John Pagan obtained a license for depasturing stock in the Gwydir district in 1838. This was beyond the boundaries of the colony at this time. He was still at Dalswinton in 1842 as he imported the famous Clydesdale Galloway Lad in that year however by 1843 he had perished somewhere to the north-west of the colony. 
Peter Cunningham remained unmarried and died in 1864 aged 74 at East Greenwich.
The Gentleman's Magazine - Obituary: March 6 1864.
At Greenwich, aged 71, Peter Miller Cunningham, Esq., Surgeon R.N. The deceased, who was the younger brother of Thomas Mounsey Cunningham (a well known name in Scottish provincial literature), and of Allan Cunningham, was born at Dalswinton, near Dumfries, in November, 1789, and received his baptismal names from that Peter Miller who is generally recognised as the first person to make use of steam in propelling boats.
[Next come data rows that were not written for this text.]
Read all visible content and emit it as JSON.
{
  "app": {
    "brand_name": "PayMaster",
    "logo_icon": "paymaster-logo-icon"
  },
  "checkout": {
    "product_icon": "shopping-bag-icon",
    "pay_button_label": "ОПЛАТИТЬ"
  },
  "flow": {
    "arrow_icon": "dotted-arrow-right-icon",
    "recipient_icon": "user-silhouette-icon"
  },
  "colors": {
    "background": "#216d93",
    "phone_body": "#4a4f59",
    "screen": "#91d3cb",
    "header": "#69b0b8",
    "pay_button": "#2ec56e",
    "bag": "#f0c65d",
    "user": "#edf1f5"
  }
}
He received his medical education at the University of Edinburgh, and as soon as he attained the requisite age, was appointed an Assistant Surgeon in the Royal Navy. In this capacity he saw service on the shores of Spain, where the great war was raging, and on the lakes of America, where he became the close friend of the celebrated Clapperton. He also served for some years in the Eastern Archipelago, and had ample opportunities of observing the effect of tropical climates on the European constitution.
Of this he profited when, peace having arrived, he was thrown out of the regular line of duty, and would have been left to vegetate on half-pay if he had not sought other employment from the Admiralty; in the course of which, to use the words of the Quarterly Review, he made no less than four voyages to New South Wales, as Surgeon Superintendent of convict ships, in which were transported upwards of six hundred convicts of both sexes, whom he saw landed at Sydney without the loss of a single individual:—a fact of itself quite sufficient to attest his judgment and ability in the treatment and management of a set of beings not easily kept in order.—(Q. R., Jan. 1828.)
The result of his observations during this period was embodied in his" Two Years in New South Wales, which was published in 1827, in 2 vols., post 8vo., and rapidly ran through three large editions. This work is both amusing and instructive, and although necessarily superseded by more recent works on the same ever-extending subject, is still frequently quoted, and some centuries hence will afford a mine of information and speculation to the correspondents of the Sylvanus Urban of the Antipodes. Mr. Cunningham added the profits arising from this work to his early savings in the Navy, and expended them in an attempt to open up a large tract of land in what he then fondly regarded as his adopted country. But the locality was perhaps badly chosen; the seasons were certainly unpropitious, and he soon abandoned the struggle as far as his own personal superintendence was concerned.
His well-earned reputation at the Admiralty, however, speedily procured him employment, and he served successively in the Tyne, 18, on the South American Station, and in the Asia, 84, in the Mediterranean. In the course of these years he published a volume of essays on Electricity and Magnetism, and another on Irrigation as practised on the Eastern Shores of the Mediterranean." He also contributed an account of a Visit to the Falkland Islands to the Athenaeum and was a frequent writer in other periodicals. He was a man of remarkable powers of observation, and of the most amiable and conciliatory disposition; and, it is believed, passed through life without making a single enemy.
His attachment to his brother Allan was particularly strong, and although death had separated them for more than twenty years, the name of that brother was among the last articulate sounds which passed his lips. It was well remarked by the Quarterly Reviewer, in the article before quoted, that the appearance of two such men, in one humble bred cottage-family, is a circumstance of which their country has reason to he proud.